Mother nature has an occult sense of humor! There is an even more enchanting, crazed-looking creature living in its wild habitat for each beautiful, majestic animal or flower in the world.
From jagged chasms perched on the surface of the moon to a cactus that eats flies, here are four unusual places that you’ll likely never see unless you happen to find yourself in these remote, isolated regions.
1. The Pink Lake in Australia
Lake Hillier is a pink lake located on Middle Island in the Recherche Archipelago, a subgrouping of islands within the Recherche Bay, a bay off Edgell Inlet. The cause of this strange color is not yet known – however, it is speculated that unique bacteria living in the water could be the reason behind the coloring. The coloration has been observed to change from pink to red over time, and even from blue to purple, so if you find yourself traveling through Australia, you should try to catch a glimpse of this strange wonder of nature!
2. The Giant’s Causeway in Northern Ireland
Most of the world’s natural wonders are located in tropical rain forests. Still, one of the most impressive natural wonders is located just a few miles from the southern coast of Northern Ireland: The Giant’s Causeway. This unusual formation of ancient lava flows and columns was created by a volcanic eruption more than 10,000 years ago. A trip to this mysterious formation will be more than enough to keep even the most adventurous travelers entertained and amazed!
3. Thor’s Well, Oregon, USA
Thor’s Well is a strange well-like structure off the coast of the Oregon coast. An underwater landslide caused this incredible hole in the ground after a period of heavy storms. Waves crashing into the rocks beneath a cliff create a violent whirlpool that can plunge as deep as 164 feet into a dark, terrifying tunnel. This hole is certainly something you won’t want to stumble across during a walk on the beach!
4. Pamukkale in Turkey

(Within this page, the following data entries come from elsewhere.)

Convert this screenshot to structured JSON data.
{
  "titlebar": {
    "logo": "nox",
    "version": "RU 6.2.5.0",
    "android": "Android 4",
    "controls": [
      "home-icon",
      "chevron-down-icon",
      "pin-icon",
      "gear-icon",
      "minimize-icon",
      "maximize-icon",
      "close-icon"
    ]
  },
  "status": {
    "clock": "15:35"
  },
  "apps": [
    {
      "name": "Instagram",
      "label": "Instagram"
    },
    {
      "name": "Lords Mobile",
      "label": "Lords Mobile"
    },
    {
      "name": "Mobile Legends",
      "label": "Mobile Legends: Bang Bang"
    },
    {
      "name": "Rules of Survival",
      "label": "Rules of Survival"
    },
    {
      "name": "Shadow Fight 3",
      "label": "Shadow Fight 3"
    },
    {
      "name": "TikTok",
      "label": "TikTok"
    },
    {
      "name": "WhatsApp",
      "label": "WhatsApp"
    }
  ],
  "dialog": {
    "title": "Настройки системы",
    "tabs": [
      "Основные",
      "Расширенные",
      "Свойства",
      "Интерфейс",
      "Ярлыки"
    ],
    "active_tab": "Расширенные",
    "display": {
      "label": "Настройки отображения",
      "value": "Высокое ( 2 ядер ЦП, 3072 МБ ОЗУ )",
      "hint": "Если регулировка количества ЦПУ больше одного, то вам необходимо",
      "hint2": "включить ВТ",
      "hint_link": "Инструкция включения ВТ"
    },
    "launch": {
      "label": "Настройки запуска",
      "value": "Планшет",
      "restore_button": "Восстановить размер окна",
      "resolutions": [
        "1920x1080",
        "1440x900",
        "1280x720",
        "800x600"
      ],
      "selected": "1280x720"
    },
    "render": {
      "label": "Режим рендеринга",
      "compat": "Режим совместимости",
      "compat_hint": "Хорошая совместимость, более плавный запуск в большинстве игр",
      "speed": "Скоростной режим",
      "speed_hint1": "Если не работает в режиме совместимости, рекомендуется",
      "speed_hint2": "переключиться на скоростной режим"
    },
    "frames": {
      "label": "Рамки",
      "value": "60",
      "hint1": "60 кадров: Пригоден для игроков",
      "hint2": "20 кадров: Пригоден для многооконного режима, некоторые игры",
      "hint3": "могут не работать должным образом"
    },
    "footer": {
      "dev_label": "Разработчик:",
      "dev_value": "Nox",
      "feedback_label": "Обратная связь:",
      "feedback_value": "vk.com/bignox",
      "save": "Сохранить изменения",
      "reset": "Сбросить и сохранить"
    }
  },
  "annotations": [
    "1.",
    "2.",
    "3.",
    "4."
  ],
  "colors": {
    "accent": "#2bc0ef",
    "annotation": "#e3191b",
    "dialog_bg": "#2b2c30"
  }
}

Pamukkale is a strange limestone mountain that sits near the city of Denizli in southern Turkey. The area surrounding Pamukkale is known as the White Palace due to the amount of white travertine marble found on its surface. Travertine is a type of calcium carbonate which forms in water by being dissolved by other minerals or chemicals present in the water. This kind of limestone crystallizes over time under ocean waves, forming different kinds of terraces over time!